Task brief: Locate each line in the records containing "arrow". Copy it.

* * * * * * * * *

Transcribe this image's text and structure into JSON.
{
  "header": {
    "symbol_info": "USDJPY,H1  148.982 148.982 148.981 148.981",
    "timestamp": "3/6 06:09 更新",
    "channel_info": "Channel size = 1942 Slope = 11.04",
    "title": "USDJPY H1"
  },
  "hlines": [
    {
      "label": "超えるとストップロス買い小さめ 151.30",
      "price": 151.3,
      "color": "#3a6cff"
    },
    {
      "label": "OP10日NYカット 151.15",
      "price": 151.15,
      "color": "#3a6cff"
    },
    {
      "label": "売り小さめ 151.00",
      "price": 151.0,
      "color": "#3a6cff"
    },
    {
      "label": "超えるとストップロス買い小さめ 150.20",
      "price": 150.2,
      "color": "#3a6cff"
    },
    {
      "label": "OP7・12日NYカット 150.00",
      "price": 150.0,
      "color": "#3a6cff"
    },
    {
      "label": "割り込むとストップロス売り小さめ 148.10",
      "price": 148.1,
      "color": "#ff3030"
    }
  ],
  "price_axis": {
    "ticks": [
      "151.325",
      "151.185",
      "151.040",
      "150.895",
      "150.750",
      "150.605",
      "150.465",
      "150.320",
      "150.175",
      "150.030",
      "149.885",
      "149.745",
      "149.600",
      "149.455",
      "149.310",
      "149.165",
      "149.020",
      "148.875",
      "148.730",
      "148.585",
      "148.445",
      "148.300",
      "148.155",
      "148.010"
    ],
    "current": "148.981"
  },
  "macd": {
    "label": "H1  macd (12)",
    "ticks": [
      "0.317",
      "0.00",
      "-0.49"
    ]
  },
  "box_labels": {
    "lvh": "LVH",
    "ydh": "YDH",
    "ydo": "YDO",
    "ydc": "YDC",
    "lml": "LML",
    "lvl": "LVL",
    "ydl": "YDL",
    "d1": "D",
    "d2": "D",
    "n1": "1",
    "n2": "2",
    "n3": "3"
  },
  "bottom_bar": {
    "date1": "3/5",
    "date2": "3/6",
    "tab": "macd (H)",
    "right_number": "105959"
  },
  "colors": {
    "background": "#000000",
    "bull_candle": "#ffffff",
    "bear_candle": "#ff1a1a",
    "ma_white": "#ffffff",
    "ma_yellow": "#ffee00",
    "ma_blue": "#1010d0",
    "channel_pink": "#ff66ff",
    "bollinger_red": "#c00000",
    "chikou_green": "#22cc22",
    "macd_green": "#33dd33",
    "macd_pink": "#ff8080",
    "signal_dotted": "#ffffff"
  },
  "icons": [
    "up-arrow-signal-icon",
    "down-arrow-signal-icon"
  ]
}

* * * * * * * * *

Exercise answer:
    "up-arrow-signal-icon",
    "down-arrow-signal-icon"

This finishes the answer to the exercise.